Thursday, September 03, 2009

SoCal, I'm SoSorry

I went to the post office the other night to mail a box o' goodies to a friend of mine. They were closed, but I knew the main lobby was open until 9PM, and there's a self-serve packaging station there. I'd only used it once before, but it's pretty user-friendly, and I wanted to avoid killing my lunch break by standing in line.

I put the box on the scale and was following the computer's prompts when the little old lady behind me said plaintively, "Can you help me with mine?"

"Sure," I said. "Let me just finish up here."

Once I'd paid and slapped the label on my box, I turned to her and she handed me a large envelope. "I don't understand these computers at all," she said.

I put her envelope on the scale and began repeating the steps. When it got to the screen asking whether the item contained anything dangerous or flammable, I toyed with the idea of not asking her. But I figured I'd better, because if she wound up being a terrorist in a REALLY good disguise, I didn't want the FBI reviewing the security footage and saying, "Oh, track that bitch in the Silent Hill shirt down, she's totally in on it!"

"Okay, now it's asking if this contains anything weird in it. No, right?" I laughed, but she seemed offended.

"Of course not!" she said. "It's just a form that I need to mail right away."

Finally I reached the screen where it asked for a credit or debit card, and a green bar of light began blinking above the card reader. I didn't think she'd want to hand me her credit card, so I said, "Now you just need to insert your card."

She took out an American Express and...wiped it over the video screen.

Biting back a giggle, I said, "No, just put it in the slot."


"No, just below, further down..."

"Here?" she asked, trying to put it in the slot where the receipt comes out.

I pressed my lips into a tight seam, trying to keep from bursting into hysterical laughter. "May I?" I asked, holding out my hand. She gave me the card, and I finished the process. I gave the card back, put the label on the envelope, and put it in the mailbox with a flourish. I even reopened the door so she could see that it had gone down all the way.
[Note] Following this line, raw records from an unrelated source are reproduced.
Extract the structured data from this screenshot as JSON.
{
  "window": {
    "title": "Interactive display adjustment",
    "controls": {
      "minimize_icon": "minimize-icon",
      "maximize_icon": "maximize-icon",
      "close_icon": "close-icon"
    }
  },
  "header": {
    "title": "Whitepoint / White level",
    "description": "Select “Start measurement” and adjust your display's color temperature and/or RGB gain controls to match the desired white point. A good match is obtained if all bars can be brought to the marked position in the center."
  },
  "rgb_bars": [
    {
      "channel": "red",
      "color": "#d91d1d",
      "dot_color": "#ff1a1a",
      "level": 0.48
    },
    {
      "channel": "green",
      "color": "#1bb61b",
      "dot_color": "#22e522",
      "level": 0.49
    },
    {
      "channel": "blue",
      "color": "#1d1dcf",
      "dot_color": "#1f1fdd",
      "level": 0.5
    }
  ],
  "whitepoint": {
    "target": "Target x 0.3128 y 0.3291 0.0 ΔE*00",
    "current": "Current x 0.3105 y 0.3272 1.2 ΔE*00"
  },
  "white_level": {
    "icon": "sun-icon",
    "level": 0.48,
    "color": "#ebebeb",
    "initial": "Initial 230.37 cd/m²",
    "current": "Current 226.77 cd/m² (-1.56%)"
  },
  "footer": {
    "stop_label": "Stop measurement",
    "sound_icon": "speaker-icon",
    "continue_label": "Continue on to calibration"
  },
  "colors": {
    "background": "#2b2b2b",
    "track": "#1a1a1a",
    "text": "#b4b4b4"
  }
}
"Oh, thank you so much!" she said. "You've been so helpful."

I held the door open for her, and we walked out into the warm California night. A man stood there, smoking a cigarette, and when he saw us, he dropped it on the ground and crushed it under his foot.

"All set, Ma?" he asked.

"All done!" she said. "I couldn't figure out the machine, so this young woman was nice enough to help me." She turned to me and said, "Goodnight, dear!"

"Goodnight," I said, and started walking back to my car, filled with warm fuzzies over helping an elderly woman out...

...until I heard her say to her son, as he assisted her into their car, "I hope the DMV gets it tomorrow. I want my license back!"

So, to the drivers of Southern California, if you see a little old woman who looks alarmingly like Clara Peller behind the wheel of a Buick Regal, squinting at the road and weaving all over the place, I am so very sorry. I swear I didn't know what I was helping her with.

The powers that be at the Cube Farm have been trying to renegotiate our lease for the last few years. Rumors flew hot and fast about where we might wind up, and management eventually sent out an e-mail saying that, should we move, it would not be further than 10 miles away from our current location. That might not seem like much to most people, but 10 miles is my total commute each day, and I REALLY didn't want to double it.

Negotiations fell through and the building owners refused to budge, so we're pulling up stakes and moving to a new location. To my relief, it's actually a couple of miles closer to me. Not only that, but the new building is right next to a swanky shopping center that includes several restaurants AND a Barnes & Noble.

My boss gathered us all together to share the news, and then she said that, because we'll be sharing the building with another company and this all happened so fast, they need some time to get the different departments set up. Until that happens, we'll be crammed into empty conference rooms and offices. And for at least three months, I'll be sharing an office meant for one person with...